ACTION ITEM: Once every line below with "More" has been counted, state the total and nothing else.

DATA:
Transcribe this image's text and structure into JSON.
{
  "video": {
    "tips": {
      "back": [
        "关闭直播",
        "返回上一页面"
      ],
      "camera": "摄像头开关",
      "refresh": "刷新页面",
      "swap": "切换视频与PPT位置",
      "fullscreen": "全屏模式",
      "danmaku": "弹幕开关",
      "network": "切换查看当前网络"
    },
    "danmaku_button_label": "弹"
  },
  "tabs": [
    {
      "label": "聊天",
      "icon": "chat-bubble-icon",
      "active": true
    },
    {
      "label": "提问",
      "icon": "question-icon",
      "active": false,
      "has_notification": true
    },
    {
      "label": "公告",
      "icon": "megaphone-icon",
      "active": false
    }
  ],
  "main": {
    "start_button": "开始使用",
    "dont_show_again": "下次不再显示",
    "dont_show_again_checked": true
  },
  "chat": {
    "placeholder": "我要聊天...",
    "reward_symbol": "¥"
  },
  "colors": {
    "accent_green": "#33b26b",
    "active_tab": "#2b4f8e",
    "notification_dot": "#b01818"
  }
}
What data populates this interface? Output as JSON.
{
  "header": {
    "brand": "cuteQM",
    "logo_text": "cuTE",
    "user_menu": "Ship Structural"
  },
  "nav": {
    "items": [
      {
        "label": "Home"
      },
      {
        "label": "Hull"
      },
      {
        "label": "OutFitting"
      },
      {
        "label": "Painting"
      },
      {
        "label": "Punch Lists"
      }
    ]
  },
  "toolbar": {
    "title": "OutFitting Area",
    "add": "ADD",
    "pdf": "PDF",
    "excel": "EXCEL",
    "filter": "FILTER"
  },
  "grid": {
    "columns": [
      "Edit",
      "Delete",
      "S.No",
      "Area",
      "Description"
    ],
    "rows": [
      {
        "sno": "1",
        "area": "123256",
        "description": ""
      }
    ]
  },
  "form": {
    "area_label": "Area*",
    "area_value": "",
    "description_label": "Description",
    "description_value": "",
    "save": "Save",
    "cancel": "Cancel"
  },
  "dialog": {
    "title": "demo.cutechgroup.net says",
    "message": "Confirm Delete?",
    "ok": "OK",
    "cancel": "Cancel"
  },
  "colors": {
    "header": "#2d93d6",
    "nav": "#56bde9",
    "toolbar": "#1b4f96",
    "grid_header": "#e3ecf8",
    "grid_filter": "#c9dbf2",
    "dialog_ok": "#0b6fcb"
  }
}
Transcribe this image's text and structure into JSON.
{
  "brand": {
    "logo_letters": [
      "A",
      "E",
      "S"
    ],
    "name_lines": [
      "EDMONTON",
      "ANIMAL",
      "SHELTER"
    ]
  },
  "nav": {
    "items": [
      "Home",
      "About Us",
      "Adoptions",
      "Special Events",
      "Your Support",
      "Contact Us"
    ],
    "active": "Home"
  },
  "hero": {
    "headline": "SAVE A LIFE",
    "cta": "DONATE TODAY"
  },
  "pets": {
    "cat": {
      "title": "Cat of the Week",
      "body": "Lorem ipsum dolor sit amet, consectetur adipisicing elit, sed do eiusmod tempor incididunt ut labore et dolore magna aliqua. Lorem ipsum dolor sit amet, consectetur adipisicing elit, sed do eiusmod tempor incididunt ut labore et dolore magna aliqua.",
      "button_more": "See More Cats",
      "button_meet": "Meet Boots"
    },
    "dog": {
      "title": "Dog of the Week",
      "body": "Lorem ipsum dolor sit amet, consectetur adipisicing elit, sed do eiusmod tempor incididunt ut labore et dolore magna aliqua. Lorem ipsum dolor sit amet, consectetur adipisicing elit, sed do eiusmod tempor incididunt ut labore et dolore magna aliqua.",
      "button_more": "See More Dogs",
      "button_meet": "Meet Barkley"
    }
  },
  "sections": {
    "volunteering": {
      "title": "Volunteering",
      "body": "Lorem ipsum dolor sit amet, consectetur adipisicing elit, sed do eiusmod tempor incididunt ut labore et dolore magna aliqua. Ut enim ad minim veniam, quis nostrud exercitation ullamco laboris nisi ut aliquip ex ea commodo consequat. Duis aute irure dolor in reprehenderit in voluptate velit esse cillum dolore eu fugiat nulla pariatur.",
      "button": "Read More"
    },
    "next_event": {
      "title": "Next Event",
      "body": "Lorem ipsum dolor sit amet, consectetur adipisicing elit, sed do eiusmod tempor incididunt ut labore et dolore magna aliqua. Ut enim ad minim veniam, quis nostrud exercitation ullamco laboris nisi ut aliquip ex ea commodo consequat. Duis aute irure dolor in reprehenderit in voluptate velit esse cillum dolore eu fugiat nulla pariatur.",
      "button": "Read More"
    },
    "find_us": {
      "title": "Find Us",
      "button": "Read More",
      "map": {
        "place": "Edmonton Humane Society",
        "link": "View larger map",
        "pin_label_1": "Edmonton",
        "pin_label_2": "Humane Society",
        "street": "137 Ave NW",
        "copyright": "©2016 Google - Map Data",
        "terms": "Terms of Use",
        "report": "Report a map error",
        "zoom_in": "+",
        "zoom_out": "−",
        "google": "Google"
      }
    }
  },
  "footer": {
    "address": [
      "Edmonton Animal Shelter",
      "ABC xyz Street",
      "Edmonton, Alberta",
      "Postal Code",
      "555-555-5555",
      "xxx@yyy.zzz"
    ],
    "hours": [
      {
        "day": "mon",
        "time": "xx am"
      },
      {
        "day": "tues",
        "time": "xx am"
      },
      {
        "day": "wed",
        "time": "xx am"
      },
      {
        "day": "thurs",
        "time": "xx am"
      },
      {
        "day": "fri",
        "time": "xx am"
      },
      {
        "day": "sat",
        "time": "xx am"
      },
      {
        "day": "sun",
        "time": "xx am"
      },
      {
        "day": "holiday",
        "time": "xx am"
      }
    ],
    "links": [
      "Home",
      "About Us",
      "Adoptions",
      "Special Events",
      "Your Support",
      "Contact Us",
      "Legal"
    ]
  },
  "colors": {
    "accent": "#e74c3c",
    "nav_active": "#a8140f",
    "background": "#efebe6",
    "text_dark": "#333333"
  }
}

RESPONSE AREA: 5